Fig. 2.9: Cartouche of the Nomen of Ramses I – transliteration: ‘r’ ms s sw w’. Drawing: Chloë Ward.
Fig. 2.10: hieroglyphic variants of Ramses birth name. Table: Patrice Bonnafoux.
SECTION 3: Translation & Transliteration
Photo: False Door of the Royal Sealer Neferiu.
Period: Old Kingdom–First Intermediate Period | Dynasty: Dynasty 8–11 | Date: ca. 2150–2010 B.C. | Geography: From Egypt; Probably from Northern Upper Egypt, Dendera area | Medium: Limestone, paint | Dimensions: H. 115.5 cm (45 1/2 in.); W. 67.3 cm (26 1/2 in.); D. 12.6 cm (4 15/16 in.) | Credit Line: Gift of J. Pierpont Morgan, 1912 | Accession Number: 12.183.8 | Metropolitan Museum of Art. Creative Commons (CC0 1.0).
Fig. 3.1: List of monoconsonantal signs. Table: Patrice Bonnafoux.

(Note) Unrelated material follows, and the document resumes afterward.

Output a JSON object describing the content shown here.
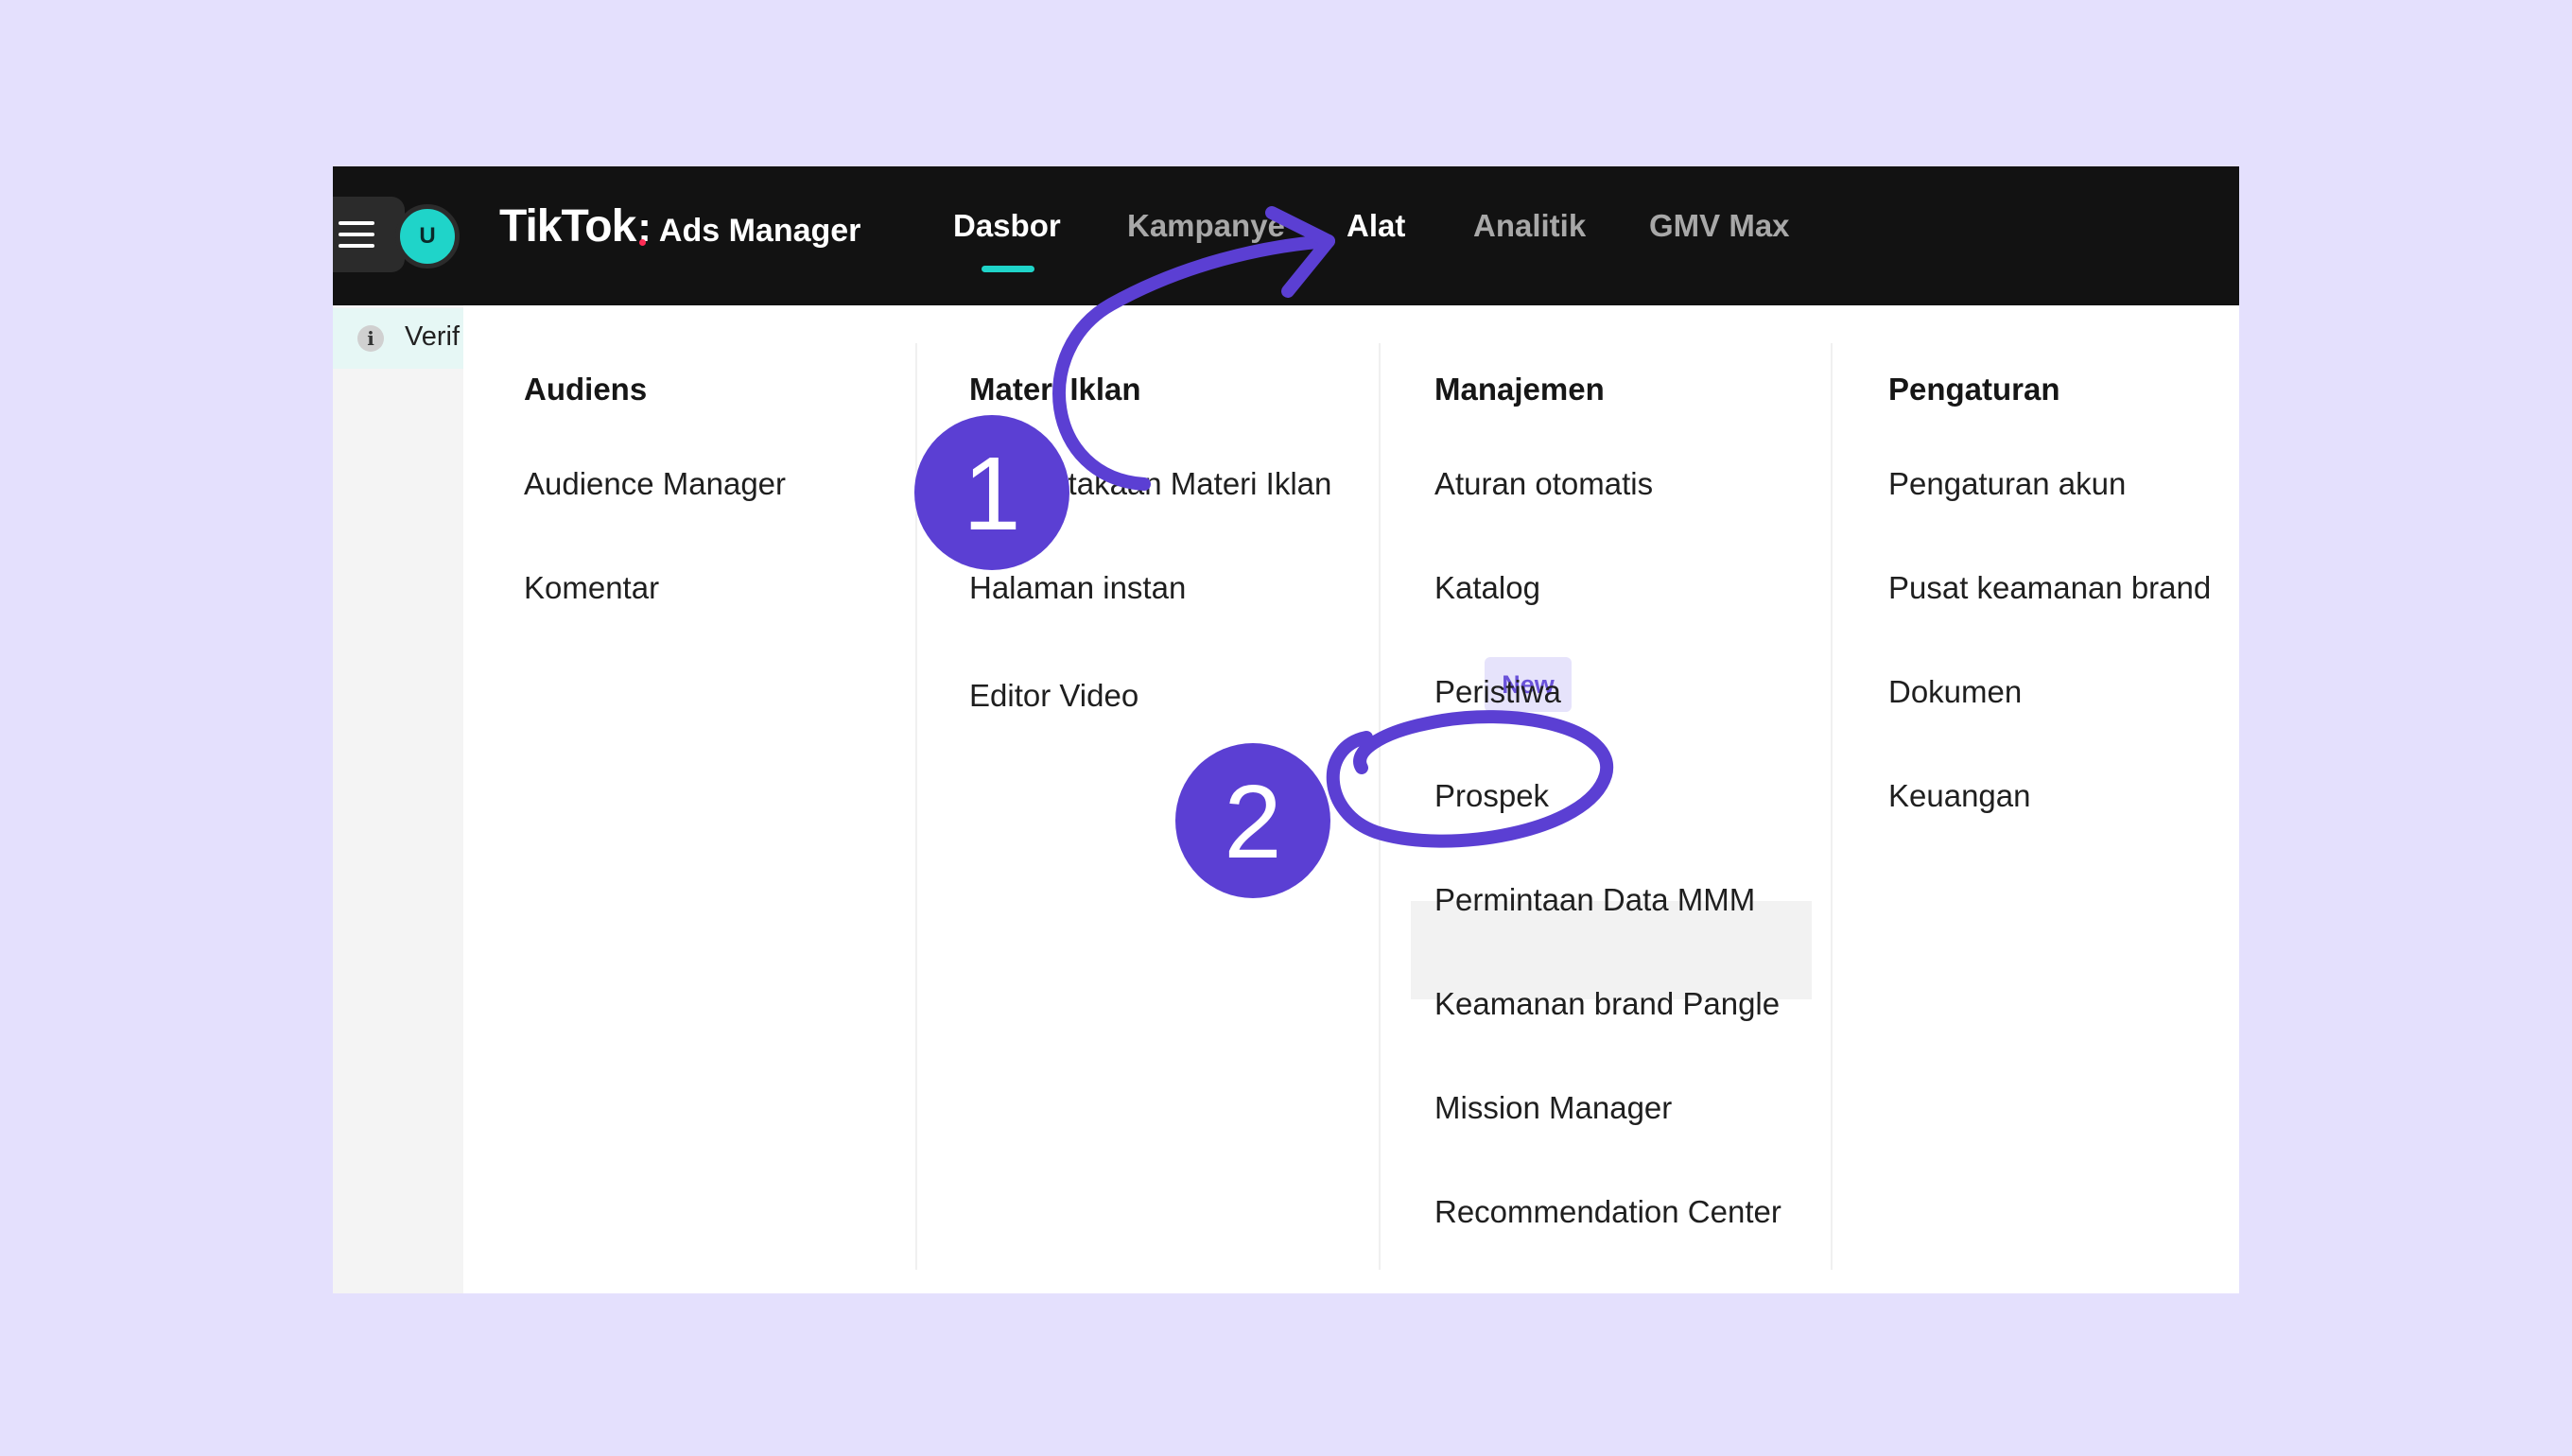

Fig. 3.2: Examples of hieroglyphs (Y5, B1, E23). Table: Patrice Bonnafoux.
Hieroglyphs ‘Cleopatra’. Drawing: Chloë Ward.
Hieroglyphs ‘Ptolemy’. Drawing: Chloë Ward.
Fig. 3.3: Egyptian numerals. Table: Patrice Bonnafoux.
Fig. 3.4: Gardiner’s categories with examples of Hieroglyphs. Table: Patrice Bonnafoux.